“It is possible that the ponds he has constructed may not be very big, but then his efforts are huge,” Modi said. “Today, the entire area has got a new lease of life on account of these ponds.”
Social groups are now urging Modi to honour Kamegowda with a national award.
Kamegowda is happy to show journalists around, hobbling on a bandaged leg due to an ulcer wound that hasn’t healed for months. That restricts his regular visits to his ponds these days.
Four years ago, he saved some money for his daughter-in-law, who was expecting to give birth with a caesarean section, but she delivered a baby boy normally, leaving him with some cash on his hands.
“I spent the same money to dig another pond and named it Krishna — after my grandson,” he said.
Kamegowda, who has dozens of sheep, lives in a two-room unfinished shed next to his son’s house, and enjoys spending time with his family. He keeps all of the documents and newspaper clippings reflecting his achievements.
He has a second nickname — “Vanapalaka,” or guardian of forests, earned through his planting of trees in an area near the ponds designated by officials as a park.

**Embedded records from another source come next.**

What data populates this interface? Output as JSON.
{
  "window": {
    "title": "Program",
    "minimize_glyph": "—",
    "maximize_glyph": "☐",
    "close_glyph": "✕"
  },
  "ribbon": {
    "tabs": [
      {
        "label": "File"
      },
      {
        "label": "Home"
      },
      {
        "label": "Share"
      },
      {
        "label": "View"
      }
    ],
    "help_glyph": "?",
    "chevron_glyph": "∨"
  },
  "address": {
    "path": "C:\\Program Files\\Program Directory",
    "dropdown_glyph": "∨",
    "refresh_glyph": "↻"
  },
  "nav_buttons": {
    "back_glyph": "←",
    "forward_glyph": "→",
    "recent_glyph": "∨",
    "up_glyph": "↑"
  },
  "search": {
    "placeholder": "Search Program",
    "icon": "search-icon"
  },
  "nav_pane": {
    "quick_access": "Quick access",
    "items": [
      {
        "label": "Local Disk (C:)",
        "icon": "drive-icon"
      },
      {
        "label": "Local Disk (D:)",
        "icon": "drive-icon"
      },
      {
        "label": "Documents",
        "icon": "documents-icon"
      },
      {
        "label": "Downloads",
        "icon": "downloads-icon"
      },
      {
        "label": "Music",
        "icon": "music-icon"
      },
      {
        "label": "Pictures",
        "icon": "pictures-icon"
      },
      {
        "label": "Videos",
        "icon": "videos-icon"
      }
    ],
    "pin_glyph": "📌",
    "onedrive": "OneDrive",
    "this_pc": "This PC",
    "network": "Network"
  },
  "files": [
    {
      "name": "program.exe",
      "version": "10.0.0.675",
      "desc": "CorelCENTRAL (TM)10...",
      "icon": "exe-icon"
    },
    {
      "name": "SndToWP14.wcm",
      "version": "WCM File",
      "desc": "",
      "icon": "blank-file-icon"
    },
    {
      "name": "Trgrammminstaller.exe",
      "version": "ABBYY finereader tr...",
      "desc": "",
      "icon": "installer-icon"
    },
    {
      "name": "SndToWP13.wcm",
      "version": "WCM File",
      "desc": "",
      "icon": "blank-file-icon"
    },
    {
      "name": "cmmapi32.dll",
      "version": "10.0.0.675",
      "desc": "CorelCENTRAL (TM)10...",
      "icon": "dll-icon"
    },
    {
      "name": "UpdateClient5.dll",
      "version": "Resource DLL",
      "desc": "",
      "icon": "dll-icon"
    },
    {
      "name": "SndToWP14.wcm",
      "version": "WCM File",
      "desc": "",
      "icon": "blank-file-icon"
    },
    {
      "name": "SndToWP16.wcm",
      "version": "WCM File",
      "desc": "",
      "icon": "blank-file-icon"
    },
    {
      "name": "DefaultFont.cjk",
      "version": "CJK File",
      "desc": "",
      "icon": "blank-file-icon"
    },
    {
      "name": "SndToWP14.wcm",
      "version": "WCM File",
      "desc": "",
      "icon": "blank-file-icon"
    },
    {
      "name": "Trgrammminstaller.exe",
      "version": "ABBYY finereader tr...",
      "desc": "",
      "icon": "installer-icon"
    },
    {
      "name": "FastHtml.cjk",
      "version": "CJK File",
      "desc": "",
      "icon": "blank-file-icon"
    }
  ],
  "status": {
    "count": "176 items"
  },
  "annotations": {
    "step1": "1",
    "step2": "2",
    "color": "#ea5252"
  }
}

“Most of the villagers are proud of me, but those who are jealous try hard to malign my image,” he said. “I ask people not to pollute the ponds by washing clothes and restrict the use of water only for their livestock.”
“It’s nice to see villagers bring their livestock to these ponds to drink water, but it hurts when some try to defame me,” he said.
He was referring to some villagers who, apparently jealous of the recognition he had received, submitted a petition to the local administrator, complaining that Kamegowda was treating the pond area as his personal estate even though it was government land.
However, the local administrator, Deputy Commissioner M.V. Venkatesh, said he visited the village and found that “there is a wrong perception” about Kamegowda’s work. “His work is genuine,” he said.
This year, the Karnataka state government allotted 5 million rupees ($67,500) for the further development of watersheds in the area.
Venkatesh noted that every rainy season, tanks built by Kamegowda become filled with water, and serve as reservoirs for birds and other forest animals during the summer.
“He is a very dedicated man, a very selfless servant for the protection of the environment and ecology. In fact, he is a role model to other people in watershed development,” Venkatesh said. “He is doing very good work.”